Floods are one of the most common hazards in the United States, however, not all floods are alike.  Some floods develop slowly, while others such as flash floods can develop in just a few minutes.  Additionally, floods can be local, impacting a neighborhood or community, or very large, affecting entire river basins and multiple states.  Even if you feel you live in a community with a low risk of flooding, remember that anywhere it rains, it can flood.  Just because you haven't experienced a flood in the past, doesn't mean you won't in the future.

Home Cleanup Recommendations:

The following is the Mahoning County District Board of Health recommendations for clean-up in homes where small areas (<10 sq. ft.) of water damage or mold growth have occurred due to flooding, plumbing leaks, roof leaks, or poor ventilation.

You must first eliminate or correct the water problems or leaks associated with any existing source of water damage or mold growth.  In case of floods, it may be necessary to pump the basement dry and to clean out the remaining debris.

Personal Protection:

  • During clean-up activities only those doing the cleanup should be in the home (keep children, pets, elderly, and sensitive people out of the area)
  • To limit your exposure to airborne particles a properly fit tested respirator (dust mask) of N95 or greater should be worn
  • Wear goggles
  • Rubber or vinyl gloves should also be worn
  • Wear long sleeve shirts and long pants
  • At no time should cuts or open sores be left exposed
  • Do not smoke, eat, or drink in clean up area
  • Open windows and place a window fan so that it exhausts out

General Safety:

  • Be absolutely certain that there are no electrical shock hazards
  • Wear rubber boots in wet areas until certain no electrical hazards exist
  • Turn off main switches and unplug electrical and gas appliances in wet areas
  • Do not turn on any appliances which have become wet until they have been thoroughly dried
  • Do not use matches or open flames until the area has been thoroughly ventilated from natural gas
  • All accumulated residue should be removed from the area including hard to reach areas such as corners and under appliances and fixtures

Carpets, rugs, furniture and any other porous material that cannot be laundered must be discarded if not thoroughly dried within 24 hours.  Soiled curtains, clothes, linens, and any other items that can be laundered should be removed and cleaned.  All other porous items should be discarded.  Dark stained ceiling tiles or wallboards should be removed.  Any items or materials that are being removed or discarded should be placed into garbage bags before being removed from the area.

Hard Surfaces Cleanup Recommendations:

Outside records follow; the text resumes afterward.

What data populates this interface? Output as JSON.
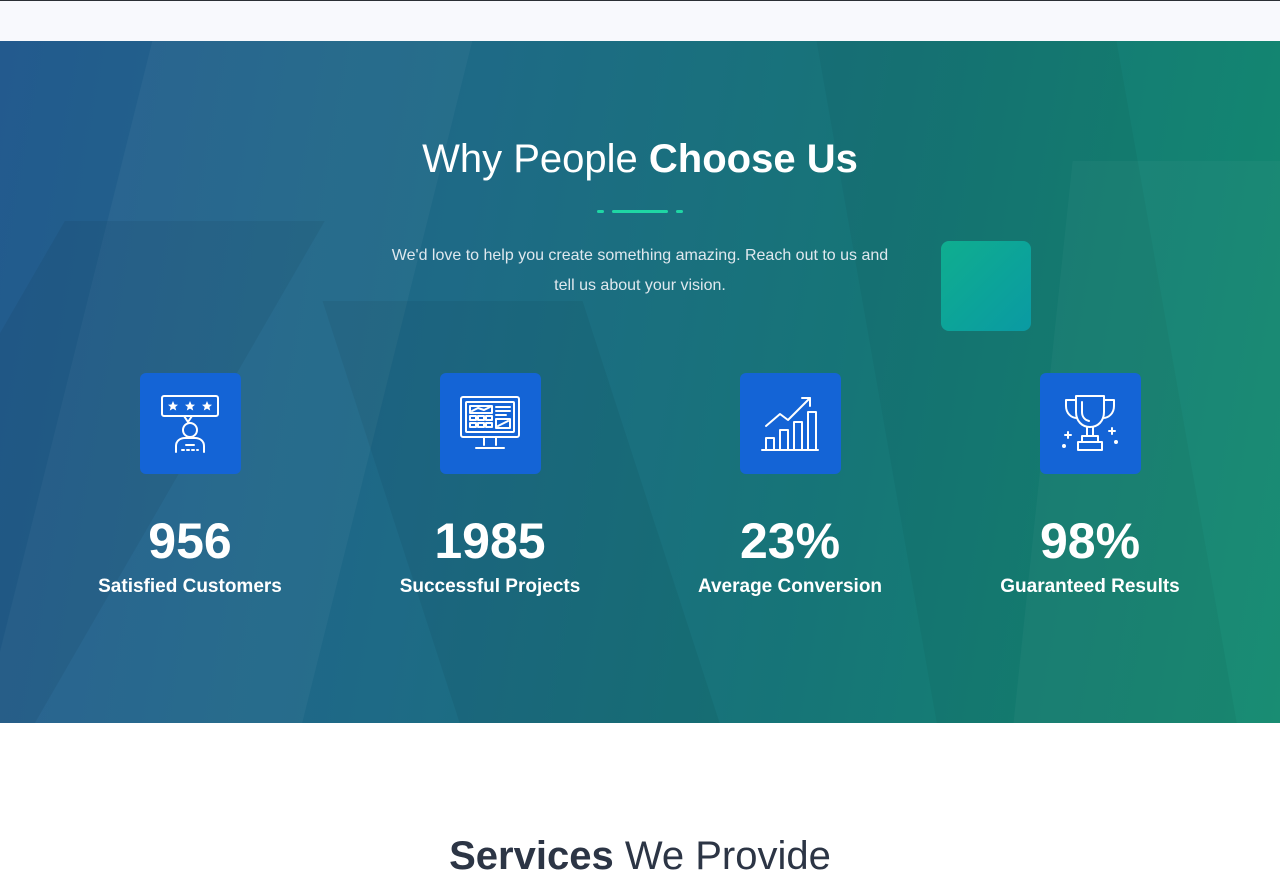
{
  "section": {
    "title_light": "Why People ",
    "title_bold": "Choose Us",
    "subtitle": "We'd love to help you create something amazing. Reach out to us and tell us about your vision."
  },
  "stats": [
    {
      "icon": "customer-rating-icon",
      "value": "956",
      "label": "Satisfied Customers"
    },
    {
      "icon": "monitor-dashboard-icon",
      "value": "1985",
      "label": "Successful Projects"
    },
    {
      "icon": "growth-chart-icon",
      "value": "23%",
      "label": "Average Conversion"
    },
    {
      "icon": "trophy-icon",
      "value": "98%",
      "label": "Guaranteed Results"
    }
  ],
  "next_section": {
    "title_bold": "Services",
    "title_light": " We Provide"
  },
  "colors": {
    "accent": "#1fd6a4",
    "icon_box": "#1464d6",
    "gradient_start": "#235a8e",
    "gradient_end": "#128a6f"
  }
}
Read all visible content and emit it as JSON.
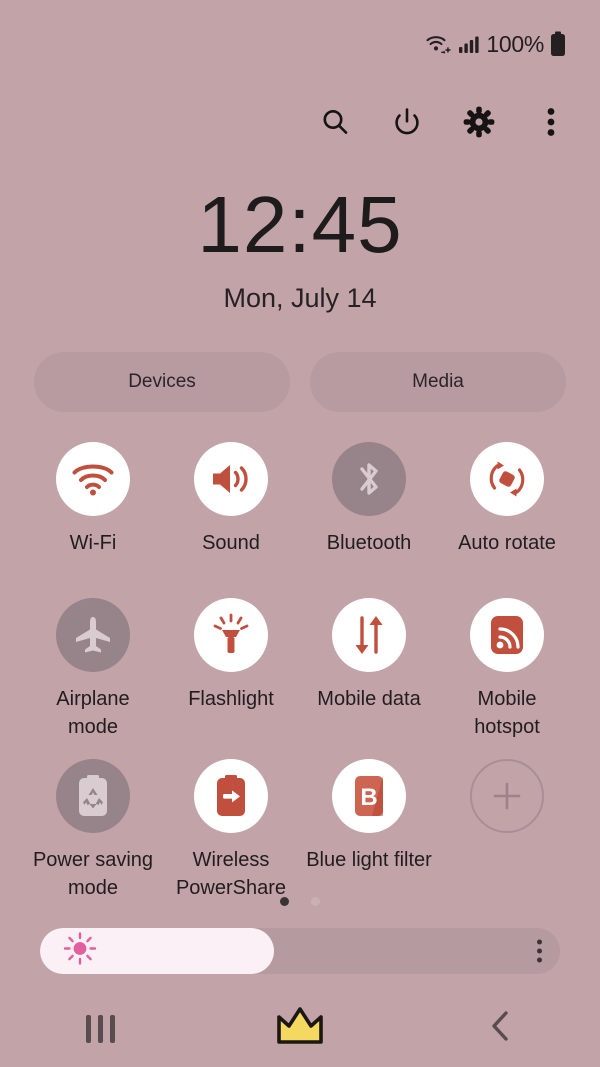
{
  "statusbar": {
    "wifi_icon": "wifi-calling-icon",
    "signal_icon": "cellular-signal-icon",
    "battery_percent": "100%",
    "battery_icon": "battery-full-icon"
  },
  "quick_icons": [
    {
      "name": "search-icon",
      "label": "Search"
    },
    {
      "name": "power-icon",
      "label": "Power"
    },
    {
      "name": "settings-icon",
      "label": "Settings"
    },
    {
      "name": "more-options-icon",
      "label": "More options"
    }
  ],
  "clock": {
    "time": "12:45",
    "date": "Mon, July 14"
  },
  "pills": [
    {
      "label": "Devices"
    },
    {
      "label": "Media"
    }
  ],
  "tiles": [
    {
      "label": "Wi-Fi",
      "icon": "wifi-icon",
      "state": "on"
    },
    {
      "label": "Sound",
      "icon": "sound-icon",
      "state": "on"
    },
    {
      "label": "Bluetooth",
      "icon": "bluetooth-icon",
      "state": "off"
    },
    {
      "label": "Auto rotate",
      "icon": "auto-rotate-icon",
      "state": "on"
    },
    {
      "label": "Airplane mode",
      "icon": "airplane-icon",
      "state": "off"
    },
    {
      "label": "Flashlight",
      "icon": "flashlight-icon",
      "state": "on"
    },
    {
      "label": "Mobile data",
      "icon": "mobile-data-icon",
      "state": "on"
    },
    {
      "label": "Mobile hotspot",
      "icon": "hotspot-icon",
      "state": "on"
    },
    {
      "label": "Power saving mode",
      "icon": "power-saving-icon",
      "state": "off"
    },
    {
      "label": "Wireless PowerShare",
      "icon": "wireless-powershare-icon",
      "state": "on"
    },
    {
      "label": "Blue light filter",
      "icon": "blue-light-filter-icon",
      "state": "on"
    },
    {
      "label": "",
      "icon": "add-icon",
      "state": "add"
    }
  ],
  "pager": {
    "total": 2,
    "active": 1
  },
  "brightness": {
    "value": 45,
    "icon": "brightness-sun-icon",
    "menu_icon": "slider-more-options-icon"
  },
  "navbar": [
    {
      "name": "recents-button",
      "icon": "recents-icon"
    },
    {
      "name": "home-button",
      "icon": "crown-home-icon"
    },
    {
      "name": "back-button",
      "icon": "back-chevron-icon"
    }
  ],
  "colors": {
    "background": "#c2a3a8",
    "accent": "#c0503d",
    "tile_on": "#ffffff",
    "tile_off": "#97838a",
    "slider_fill": "#fbf0f6",
    "crown": "#f5d860"
  }
}
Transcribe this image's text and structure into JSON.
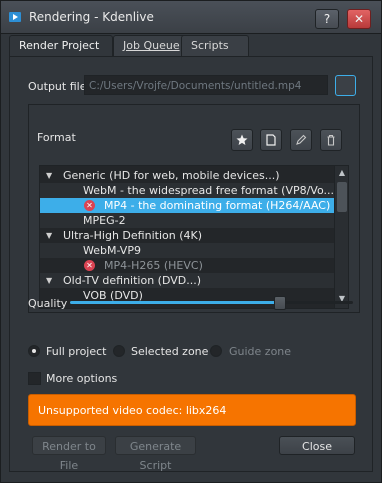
{
  "window": {
    "title": "Rendering - Kdenlive",
    "help_label": "?",
    "close_label": "✕"
  },
  "tabs": [
    {
      "label": "Render Project"
    },
    {
      "label": "Job Queue"
    },
    {
      "label": "Scripts"
    }
  ],
  "output": {
    "label": "Output file",
    "value": "C:/Users/Vrojfe/Documents/untitled.mp4"
  },
  "format": {
    "label": "Format",
    "buttons": [
      "star-icon",
      "new-document-icon",
      "edit-icon",
      "delete-icon"
    ],
    "rows": [
      {
        "kind": "group",
        "text": "Generic (HD for web, mobile devices...)"
      },
      {
        "kind": "item",
        "text": "WebM - the widespread free format (VP8/Vo..."
      },
      {
        "kind": "item",
        "text": "MP4 - the dominating format (H264/AAC)",
        "error": true,
        "selected": true
      },
      {
        "kind": "item",
        "text": "MPEG-2"
      },
      {
        "kind": "group",
        "text": "Ultra-High Definition (4K)"
      },
      {
        "kind": "item",
        "text": "WebM-VP9"
      },
      {
        "kind": "item",
        "text": "MP4-H265 (HEVC)",
        "error": true,
        "disabled": true
      },
      {
        "kind": "group",
        "text": "Old-TV definition (DVD...)"
      },
      {
        "kind": "item",
        "text": "VOB (DVD)"
      }
    ]
  },
  "quality": {
    "label": "Quality",
    "level": 0.74
  },
  "zone": {
    "full_project": "Full project",
    "selected_zone": "Selected zone",
    "guide_zone": "Guide zone"
  },
  "more_options": "More options",
  "warning": "Unsupported video codec: libx264",
  "buttons": {
    "render": "Render to File",
    "generate": "Generate Script",
    "close": "Close"
  },
  "colors": {
    "accent": "#3daee9",
    "warning": "#f67400",
    "error": "#da4453"
  }
}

  1. All nonporous/hard surface items or materials and the adjacent areas should be vacuumed using a High Efficiency Vacuum (HEPA)
  2. This area should then be thoroughly cleaned with a detergent
  3. Re-vacuum using the HEPA vacuum
  4. In case of floods all floors, walls, and any other surfaces contacted by flood waters should be properly cleaned with a detergent
  5. If the water damage was caused by a sewage backup or contaminated flood waters a professional should be called to perform the clean-up.

Sometimes the power goes out after a flood.  Some people may use generators to generate electricity during flood cleanup.  The exhaust from a portable generator could cause serious health effects, possibly death if you breathe it in.  Use portable generators OUTSIDE only and far away from buildings.

 

Commercial Flooding:

COMING SOON

 

Resources:

Disinfecting Fact Sheet for Flooded Drinking Water Wells